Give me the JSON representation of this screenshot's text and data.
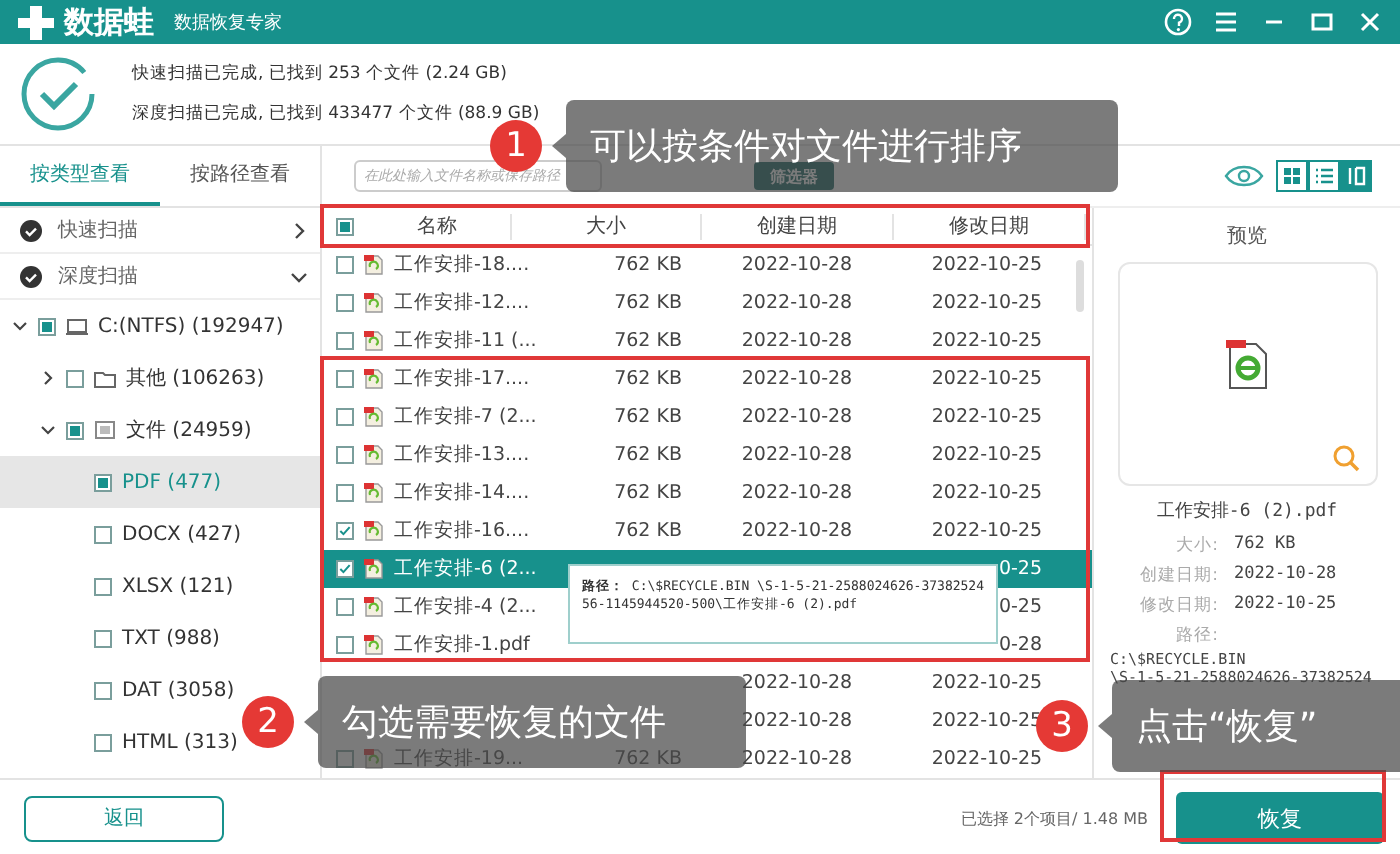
{
  "window": {
    "app_name": "数据蛙",
    "subtitle": "数据恢复专家"
  },
  "title_buttons": [
    {
      "kind": "help"
    },
    {
      "kind": "menu"
    },
    {
      "kind": "minimize"
    },
    {
      "kind": "maximize"
    },
    {
      "kind": "close"
    }
  ],
  "scan_summary": [
    "快速扫描已完成, 已找到 253 个文件 (2.24 GB)",
    "深度扫描已完成, 已找到 433477 个文件 (88.9 GB)"
  ],
  "view_tabs": [
    {
      "label": "按类型查看",
      "selected": true
    },
    {
      "label": "按路径查看",
      "selected": false
    }
  ],
  "scans": [
    {
      "label": "快速扫描",
      "expanded": false
    },
    {
      "label": "深度扫描",
      "expanded": true
    }
  ],
  "tree": [
    {
      "label": "C:(NTFS) (192947)",
      "kind": "drive",
      "checked": true,
      "expanded": true,
      "selected": false,
      "children": [
        {
          "label": "其他 (106263)",
          "kind": "folder",
          "checked": false,
          "expanded": false,
          "selected": false
        },
        {
          "label": "文件 (24959)",
          "kind": "files",
          "checked": true,
          "expanded": true,
          "selected": false,
          "children": [
            {
              "label": "PDF (477)",
              "checked": true,
              "selected": true
            },
            {
              "label": "DOCX (427)",
              "checked": false,
              "selected": false
            },
            {
              "label": "XLSX (121)",
              "checked": false,
              "selected": false
            },
            {
              "label": "TXT (988)",
              "checked": false,
              "selected": false
            },
            {
              "label": "DAT (3058)",
              "checked": false,
              "selected": false
            },
            {
              "label": "HTML (313)",
              "checked": false,
              "selected": false
            }
          ]
        }
      ]
    }
  ],
  "search": {
    "placeholder": "在此处输入文件名称或保存路径"
  },
  "filter_button": "筛选器",
  "view_modes": [
    {
      "kind": "grid",
      "selected": false
    },
    {
      "kind": "list",
      "selected": false
    },
    {
      "kind": "detail",
      "selected": true
    }
  ],
  "table": {
    "header_checkbox": {
      "checked": true
    },
    "columns": [
      "名称",
      "大小",
      "创建日期",
      "修改日期"
    ],
    "rows": [
      {
        "name": "工作安排-18....",
        "size": "762 KB",
        "created": "2022-10-28",
        "modified": "2022-10-25",
        "checked": false,
        "selected": false
      },
      {
        "name": "工作安排-12....",
        "size": "762 KB",
        "created": "2022-10-28",
        "modified": "2022-10-25",
        "checked": false,
        "selected": false
      },
      {
        "name": "工作安排-11 (...",
        "size": "762 KB",
        "created": "2022-10-28",
        "modified": "2022-10-25",
        "checked": false,
        "selected": false
      },
      {
        "name": "工作安排-17....",
        "size": "762 KB",
        "created": "2022-10-28",
        "modified": "2022-10-25",
        "checked": false,
        "selected": false
      },
      {
        "name": "工作安排-7 (2...",
        "size": "762 KB",
        "created": "2022-10-28",
        "modified": "2022-10-25",
        "checked": false,
        "selected": false
      },
      {
        "name": "工作安排-13....",
        "size": "762 KB",
        "created": "2022-10-28",
        "modified": "2022-10-25",
        "checked": false,
        "selected": false
      },
      {
        "name": "工作安排-14....",
        "size": "762 KB",
        "created": "2022-10-28",
        "modified": "2022-10-25",
        "checked": false,
        "selected": false
      },
      {
        "name": "工作安排-16....",
        "size": "762 KB",
        "created": "2022-10-28",
        "modified": "2022-10-25",
        "checked": true,
        "selected": false
      },
      {
        "name": "工作安排-6 (2...",
        "modified": "0-25",
        "checked": true,
        "selected": true
      },
      {
        "name": "工作安排-4 (2...",
        "modified": "0-25",
        "checked": false,
        "selected": false
      },
      {
        "name": "工作安排-1.pdf",
        "modified": "0-28",
        "checked": false,
        "selected": false
      },
      {
        "created": "2022-10-28",
        "modified": "2022-10-25",
        "selected": false
      },
      {
        "created": "2022-10-28",
        "modified": "2022-10-25",
        "selected": false
      },
      {
        "name": "工作安排-19...",
        "size": "762 KB",
        "created": "2022-10-28",
        "modified": "2022-10-25",
        "checked": false,
        "selected": false
      }
    ]
  },
  "tooltip": "**路径：** C:\\$RECYCLE.BIN \\S-1-5-21-2588024626-3738252456-1145944520-500\\工作安排-6 (2).pdf",
  "preview": {
    "title": "预览",
    "filename": "工作安排-6 (2).pdf",
    "details": [
      {
        "label": "大小:",
        "value": "762 KB"
      },
      {
        "label": "创建日期:",
        "value": "2022-10-28"
      },
      {
        "label": "修改日期:",
        "value": "2022-10-25"
      },
      {
        "label": "路径:"
      }
    ],
    "path_lines": [
      "C:\\$RECYCLE.BIN",
      "\\S-1-5-21-2588024626-37382524"
    ]
  },
  "bottom": {
    "back_button": "返回",
    "status": "已选择 2个项目/ 1.48 MB",
    "recover_button": "恢复"
  },
  "callouts": [
    {
      "number": "1",
      "text": "可以按条件对文件进行排序"
    },
    {
      "number": "2",
      "text": "勾选需要恢复的文件"
    },
    {
      "number": "3",
      "text": "点击“恢复”"
    }
  ]
}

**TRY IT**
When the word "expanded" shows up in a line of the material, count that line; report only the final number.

**ANSWER SECTION**
5